The President charged the panel with finding ways to reduce deficits over the next few years as well as “meaningfully improve the long-term fiscal outlook.” Final recommendations can only be made with the approval of 14 of the 18 commission members.

Obama had previously named four other members: Alice Rivlin, budget director in the Clinton administration; Andrew Stern, president of the Service Employees International Union; David Cote, chairman of Honeywell International, and Ann Fudge, former president of Young and Rubicam Brands.

Last month Senate Majority Leader Harry Reid named three Democratic senators to the commission: Kent Conrad (N.D.), Max Baucus (Mont.) and Richard Durbin (Illinois). The final three spots are expected to be filled by House Speaker Nancy Pelosi soon.

Moody’s Warns U.S. on Its Triple-A Credit Rating

Moody’s Investment Service says the AAA credit rating of the United States could eventually be threatened if policymakers and other government officials are unable, or unwilling, to bring down federal deficits. According to a report released last week, the triple-A credit rating is premised on “debt reversibility,” or the ability of the government to restore fiscal soundness to its balance sheets after a crisis.

Along with other triple-A governments, the U.S. could see its rating downgraded unless it is able to rein in deficits by raising revenues or cutting expenditures, Moody’s said. On the other hand, pulling back stimulus spending too soon “could risk undermining the recovery, and thereby damage governments' power to tax.”

A credit downgrade would be a troubling and embarrassing event for the U.S.; Treasury securities have long been considered the safest in the world. A lower rating would also increase the government’s borrowing costs, leaving less money for other needs and making deficit reduction even more difficult.

The Moody’s report follows similar warnings this year from two other big ratings agencies – Standard & Poor’s, and Fitch Ratings – about the continuing growth of the federal debt.

The Congressional Budget Office estimates that under President Obama’s budget, the federal debt would grow from about 60 percent of the Gross Domestic Product (GDP) this year to 90 percent in 2020. Many economists believe that a figure above 60 percent entails significant risks for the U.S. economy.

President Signs Job-Creation Bill As Congress Considers Additional Legislation

Jobs Legislation

The President signed a $17.6 billion job-creation bill shortly after the Senate approved it last week. The measure exempts businesses from paying Social Security payroll taxes through the end of the year on newly hired workers who have been unemployed for at least 60 days. It also includes tax incentives for businesses that retain those workers for at least one year.

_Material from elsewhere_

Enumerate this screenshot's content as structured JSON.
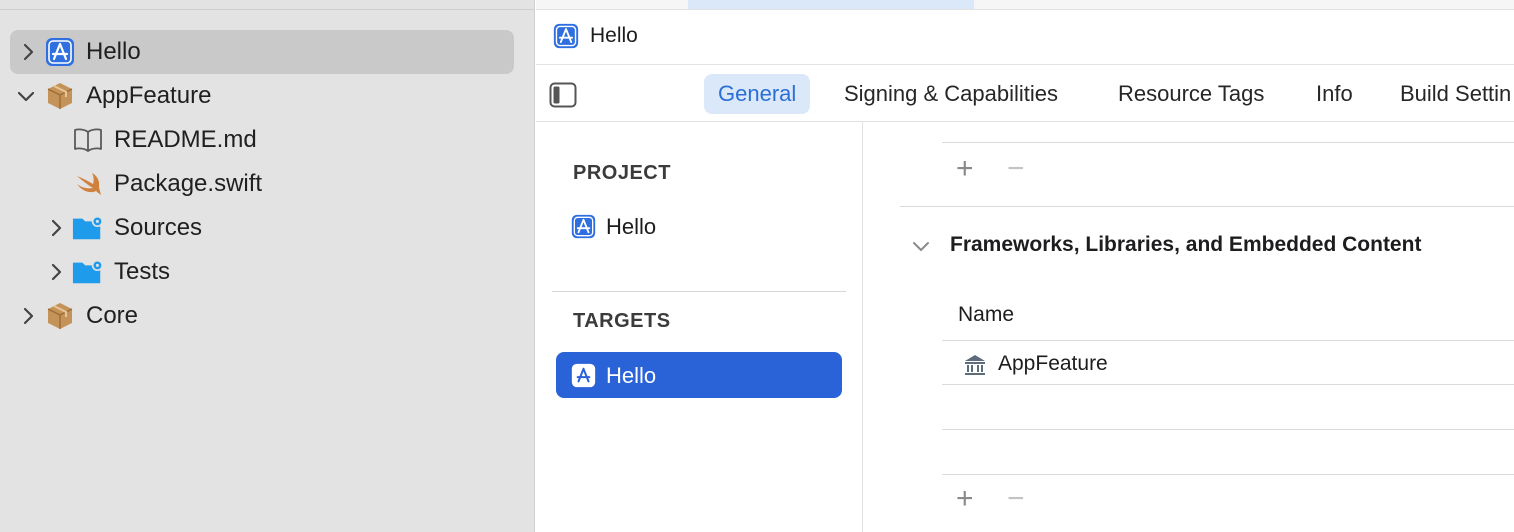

To give the President a bill he could quickly sign into law, this measure was chiseled out of a much larger jobs package that the House passed in December. On March 10 the Senate passed its own version of the more expansive House bill. The Senate bill, like the House bill, includes costly tax cuts Congress approves yearly (the so-called "tax extenders") as well as extensions of COBRA health insurance and unemployment benefits. These larger House and Senate bills are now in conference committee to reconcile their differences before the legislation can go to the President. Some of the offsets in the Senate version were used in health care reform legislation so lawmakers will need to find other offsets to pay for the jobs bill. 

While most of the job-creation measures before Congress include at least some revenue offsets, other legislation, such as a proposal by House Education and Labor Committee Chairman George Miller (D-Calif.), includes no offsets and would thus drive up the deficit. This bill has has been designated as “emergency” spending. This designation allows the bill to avoid pay-as-you-go requirements.